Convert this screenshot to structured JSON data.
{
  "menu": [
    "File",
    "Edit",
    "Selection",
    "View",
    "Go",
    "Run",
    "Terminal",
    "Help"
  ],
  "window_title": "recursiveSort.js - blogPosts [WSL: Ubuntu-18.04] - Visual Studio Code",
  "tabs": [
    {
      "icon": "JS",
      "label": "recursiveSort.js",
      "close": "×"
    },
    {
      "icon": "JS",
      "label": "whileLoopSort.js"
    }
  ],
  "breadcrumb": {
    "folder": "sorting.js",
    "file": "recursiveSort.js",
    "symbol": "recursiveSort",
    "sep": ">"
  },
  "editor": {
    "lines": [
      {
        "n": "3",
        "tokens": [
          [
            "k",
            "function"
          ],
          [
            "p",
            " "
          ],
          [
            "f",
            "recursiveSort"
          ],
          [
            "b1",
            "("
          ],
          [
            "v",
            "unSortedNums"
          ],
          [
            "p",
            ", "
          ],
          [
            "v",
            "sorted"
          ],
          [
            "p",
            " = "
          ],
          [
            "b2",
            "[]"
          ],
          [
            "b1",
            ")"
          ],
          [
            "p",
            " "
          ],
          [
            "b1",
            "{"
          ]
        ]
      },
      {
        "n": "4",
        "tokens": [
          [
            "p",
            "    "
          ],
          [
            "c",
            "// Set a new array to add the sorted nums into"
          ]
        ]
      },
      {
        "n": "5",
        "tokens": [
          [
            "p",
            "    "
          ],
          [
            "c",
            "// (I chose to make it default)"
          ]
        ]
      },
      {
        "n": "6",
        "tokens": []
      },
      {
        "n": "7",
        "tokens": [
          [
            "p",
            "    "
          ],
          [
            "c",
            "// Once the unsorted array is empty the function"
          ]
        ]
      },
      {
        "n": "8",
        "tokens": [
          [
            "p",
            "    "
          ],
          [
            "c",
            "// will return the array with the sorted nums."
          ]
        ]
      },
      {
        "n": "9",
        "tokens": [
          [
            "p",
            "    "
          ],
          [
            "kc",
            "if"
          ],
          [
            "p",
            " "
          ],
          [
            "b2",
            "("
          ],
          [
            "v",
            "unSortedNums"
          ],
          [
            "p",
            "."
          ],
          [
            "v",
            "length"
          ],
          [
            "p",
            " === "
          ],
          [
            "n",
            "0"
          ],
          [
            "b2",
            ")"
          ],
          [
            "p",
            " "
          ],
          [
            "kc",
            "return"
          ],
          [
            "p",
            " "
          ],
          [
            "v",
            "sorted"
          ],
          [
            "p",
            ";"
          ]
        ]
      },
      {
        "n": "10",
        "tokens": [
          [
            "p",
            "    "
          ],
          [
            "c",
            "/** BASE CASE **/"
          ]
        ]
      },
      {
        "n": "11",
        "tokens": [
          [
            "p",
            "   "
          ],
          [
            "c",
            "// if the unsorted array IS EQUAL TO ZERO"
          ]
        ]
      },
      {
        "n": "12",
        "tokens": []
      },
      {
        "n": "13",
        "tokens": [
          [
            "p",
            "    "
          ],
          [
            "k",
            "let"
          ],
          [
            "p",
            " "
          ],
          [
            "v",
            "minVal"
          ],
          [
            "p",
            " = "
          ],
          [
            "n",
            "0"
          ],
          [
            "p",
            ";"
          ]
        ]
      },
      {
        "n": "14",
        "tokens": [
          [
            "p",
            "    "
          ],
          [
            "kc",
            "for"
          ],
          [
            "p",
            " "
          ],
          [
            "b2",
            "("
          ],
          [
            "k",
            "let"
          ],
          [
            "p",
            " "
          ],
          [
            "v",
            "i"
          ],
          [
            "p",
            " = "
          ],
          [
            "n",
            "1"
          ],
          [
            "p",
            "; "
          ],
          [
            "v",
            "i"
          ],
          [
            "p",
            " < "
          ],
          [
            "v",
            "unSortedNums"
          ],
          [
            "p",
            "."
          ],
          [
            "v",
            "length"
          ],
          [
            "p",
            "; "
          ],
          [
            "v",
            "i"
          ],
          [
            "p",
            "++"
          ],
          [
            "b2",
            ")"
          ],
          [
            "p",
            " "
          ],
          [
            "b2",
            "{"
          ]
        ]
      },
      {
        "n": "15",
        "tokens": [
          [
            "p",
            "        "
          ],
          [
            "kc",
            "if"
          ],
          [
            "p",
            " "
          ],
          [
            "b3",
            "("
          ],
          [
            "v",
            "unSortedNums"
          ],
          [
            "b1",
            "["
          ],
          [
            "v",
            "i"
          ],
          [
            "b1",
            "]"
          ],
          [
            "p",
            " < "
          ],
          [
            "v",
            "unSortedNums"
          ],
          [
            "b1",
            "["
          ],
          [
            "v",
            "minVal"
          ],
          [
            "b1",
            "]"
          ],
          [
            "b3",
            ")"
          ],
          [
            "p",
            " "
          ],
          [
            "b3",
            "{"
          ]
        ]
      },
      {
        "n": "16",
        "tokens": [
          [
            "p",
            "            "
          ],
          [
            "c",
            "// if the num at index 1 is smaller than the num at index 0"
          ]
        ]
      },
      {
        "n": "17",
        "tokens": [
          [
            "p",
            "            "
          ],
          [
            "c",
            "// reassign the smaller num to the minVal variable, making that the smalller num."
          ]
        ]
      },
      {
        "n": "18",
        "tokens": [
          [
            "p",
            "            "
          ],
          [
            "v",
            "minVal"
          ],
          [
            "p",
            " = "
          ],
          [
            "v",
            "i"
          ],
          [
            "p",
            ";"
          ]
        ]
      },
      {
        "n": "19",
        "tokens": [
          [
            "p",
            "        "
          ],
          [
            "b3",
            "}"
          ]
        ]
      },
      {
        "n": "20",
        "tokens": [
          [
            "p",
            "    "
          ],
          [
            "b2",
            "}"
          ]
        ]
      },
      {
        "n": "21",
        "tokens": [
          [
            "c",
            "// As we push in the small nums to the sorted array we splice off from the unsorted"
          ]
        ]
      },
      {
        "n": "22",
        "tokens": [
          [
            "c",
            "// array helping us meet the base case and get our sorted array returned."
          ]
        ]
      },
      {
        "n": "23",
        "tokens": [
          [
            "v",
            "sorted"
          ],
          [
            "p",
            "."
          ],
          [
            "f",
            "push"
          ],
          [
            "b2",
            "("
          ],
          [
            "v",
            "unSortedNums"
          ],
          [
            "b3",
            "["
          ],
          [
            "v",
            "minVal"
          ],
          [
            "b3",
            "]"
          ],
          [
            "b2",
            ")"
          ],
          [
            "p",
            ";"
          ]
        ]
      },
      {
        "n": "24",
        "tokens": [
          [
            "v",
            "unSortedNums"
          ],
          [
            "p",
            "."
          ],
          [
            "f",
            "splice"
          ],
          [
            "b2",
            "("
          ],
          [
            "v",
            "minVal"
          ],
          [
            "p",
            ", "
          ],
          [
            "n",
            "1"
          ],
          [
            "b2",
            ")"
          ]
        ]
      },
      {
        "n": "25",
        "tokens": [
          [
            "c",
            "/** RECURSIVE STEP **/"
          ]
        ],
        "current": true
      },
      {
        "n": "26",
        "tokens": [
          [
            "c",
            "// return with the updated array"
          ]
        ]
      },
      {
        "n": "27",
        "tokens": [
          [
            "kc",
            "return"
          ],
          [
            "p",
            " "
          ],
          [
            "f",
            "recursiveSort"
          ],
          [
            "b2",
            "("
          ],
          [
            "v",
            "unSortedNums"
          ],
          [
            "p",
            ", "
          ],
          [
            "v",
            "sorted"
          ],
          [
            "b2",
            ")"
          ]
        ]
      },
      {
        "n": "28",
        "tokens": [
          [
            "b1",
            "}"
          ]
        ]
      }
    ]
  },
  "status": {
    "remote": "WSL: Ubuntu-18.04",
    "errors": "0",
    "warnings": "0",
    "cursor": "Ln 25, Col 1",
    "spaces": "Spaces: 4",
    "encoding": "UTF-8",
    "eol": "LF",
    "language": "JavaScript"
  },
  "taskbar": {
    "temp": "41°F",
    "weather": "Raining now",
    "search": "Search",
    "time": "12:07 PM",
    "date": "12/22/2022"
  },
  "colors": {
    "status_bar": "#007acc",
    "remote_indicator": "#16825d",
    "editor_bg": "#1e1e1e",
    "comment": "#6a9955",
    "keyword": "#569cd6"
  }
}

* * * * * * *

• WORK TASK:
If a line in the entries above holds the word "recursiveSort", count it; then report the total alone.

• RESULT FOR THIS EXERCISE:
6